WHAT THIS TASK INVOLVES —
Could you return each line of the material that has "icon" in it?

==========

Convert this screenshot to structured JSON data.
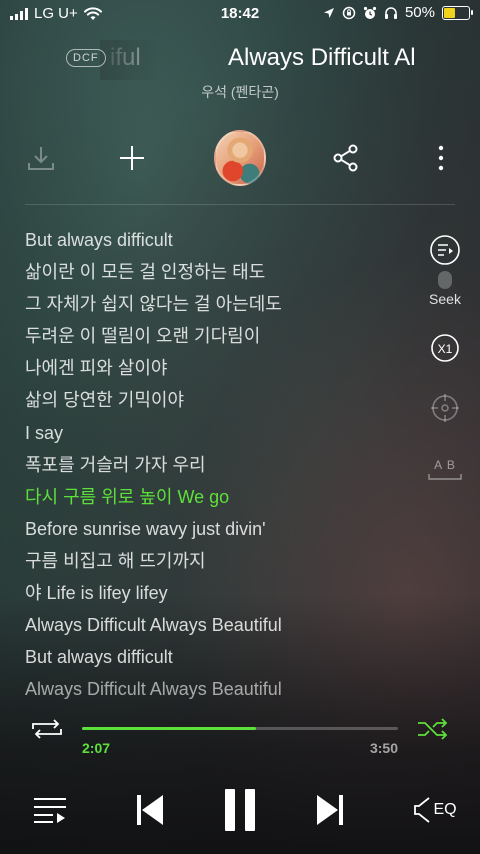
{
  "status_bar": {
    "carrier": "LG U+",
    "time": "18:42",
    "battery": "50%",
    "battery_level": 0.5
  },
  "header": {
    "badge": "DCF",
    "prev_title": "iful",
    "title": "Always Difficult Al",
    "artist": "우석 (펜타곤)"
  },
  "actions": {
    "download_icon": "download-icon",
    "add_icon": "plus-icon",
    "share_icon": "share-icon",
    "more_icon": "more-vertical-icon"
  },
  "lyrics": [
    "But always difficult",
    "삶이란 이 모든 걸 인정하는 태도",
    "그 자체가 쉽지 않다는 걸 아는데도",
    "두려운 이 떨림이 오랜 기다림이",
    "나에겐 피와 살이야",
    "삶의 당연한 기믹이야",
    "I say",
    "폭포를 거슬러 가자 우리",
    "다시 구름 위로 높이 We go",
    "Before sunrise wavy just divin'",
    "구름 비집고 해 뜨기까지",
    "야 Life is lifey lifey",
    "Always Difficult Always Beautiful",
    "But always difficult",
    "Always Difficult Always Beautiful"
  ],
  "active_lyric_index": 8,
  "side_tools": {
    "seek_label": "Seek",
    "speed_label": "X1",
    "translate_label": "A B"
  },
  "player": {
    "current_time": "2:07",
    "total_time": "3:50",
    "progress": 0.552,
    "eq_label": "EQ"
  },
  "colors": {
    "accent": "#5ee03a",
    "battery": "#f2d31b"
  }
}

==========

TASK ANSWER —
    "download_icon": "download-icon",
    "add_icon": "plus-icon",
    "share_icon": "share-icon",
    "more_icon": "more-vertical-icon"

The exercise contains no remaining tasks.